A Need to Adopt Precautions
The importance of tick-bite prevention, now more than ever, is necessary with medical resources being pushed to new limits due to COVID-19. “We don’t want people to be afraid, we just want them to take a few precautions so they can still enjoy being outside,” said Jean Tsao, an associate professor at Michigan State University who researches ticks and tick-borne illness. “We know being out in nature is good for people’s health, but we just don’t want them to have a bad experience.” Along with the abundance of the blood-hosting insects, comes an increasing need for humans to become vigilant to prevent the transfer of bacteria from the insect to humans, dogs, and horses. The bacteria can be in the form of Lyme disease which can be very debilitating if not caught early and treated correctly. Numerous additional diseases can also be transmitted via the bite of ticks although they are not as common as Lyme disease.

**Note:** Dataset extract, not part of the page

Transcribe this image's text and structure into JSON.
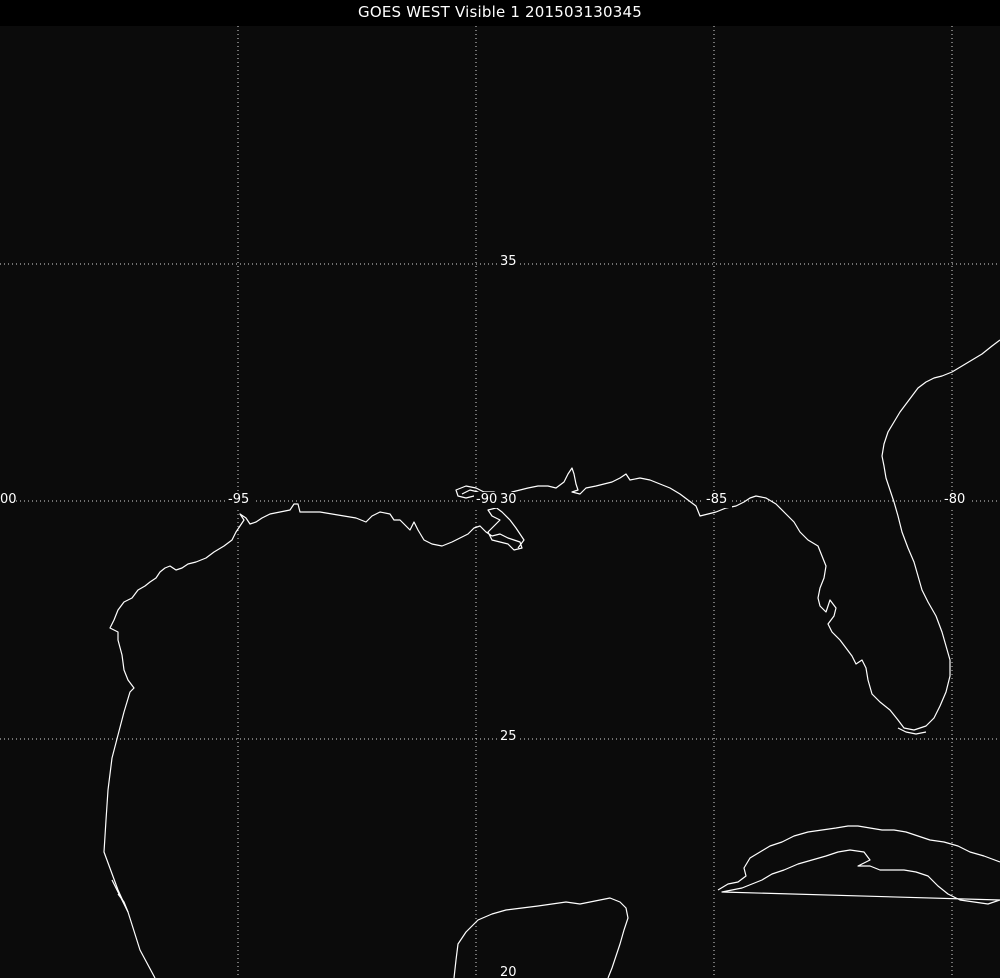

The tick population, and Lyme bacteria, have traveled all the way up the sandy Lake Michigan shoreline as well as into the Upper Peninsula. In addition, ticks and Lyme bacteria have both been documented migrating east from the Lake Michigan shoreline toward the middle of the state in several lower-Michigan counties as well as several mid-Michigan counties. Keep in mind, every tick found in Michigan may not be a carrier for Lyme disease. If you discover a tick on you, remove it and place it in a small vial (prescription bottles work well) or a zip lock bag with a piece of grass. Expert tick identification and testing of ticks can be found at Michigan Department of Health and Human Services. They will test the tick (for free) for Michigan residents. Go to https://www.michigan.gov/emergingdiseases and follow the instructions.
Ticks favor a natural area - near a grassy shoreline, a field near a wooded area, or a woods which is home to wildlife such as deer, mice or even birds (which are the natural hosts for ticks). If you frequent areas such as those listed, be extra vigilant and develop a routine for checking for ticks on a daily basis. Especially if you have pets as ticks can come inside your home/car on your pet where they may choose to have a blood dinner on you instead of your pet. (See your veterinarian for several options to keep your pet safe from fleas and ticks.)
If you walk trails in tall grassy areas, wear light-colored clothing and avoid coming into contact with the overgrown grass bordering the trails as ticks will often perch on the tip of the grass waiting for their next host. Depending on the life stage they are in, ticks can be extremely small - a sesame seed is large when compared to a tick in the nymph stage. Although they resemble spiders, ticks have a very hard shell and they are difficult to kill by hitting with an object. They also can move very, very quickly.
Ticks can attach to your skin anywhere on your body; however, they commonly prefer your scalp (typically by your neckline), ears, waistline, armpit, and groin area – moist areas of the body. For pets, check their entire body but focus around ears, chest, underbelly, legs, feet (between toes) and tail. Brush your clothes off before coming indoors if you have been near a tick infested area. Shower promptly after coming in from working or playing in the woods to easily find and wash ticks off your body before they become a concern.
Some insect repellents containing DEET are effective for repelling ticks and can be applied to your skin and/or clothing. Seek guidance from labeled products for applications for you and your family.
For more information and a printable brochure “Ticks and Your Health”, go to: http://www.uawlocal4911.org/Ticks&YourHealth.pdf
Enjoy your summer outdoors, but this year, choose to adopt a precautionary measure and make it a part of your routine for you and your family. Teach your children how to conduct a tick check on themselves which will enable them to teach their friends. Education is the key to keeping your family and pets safe.
Rose Van Schoick-Slone
Financial Secretary, UAW Local 4911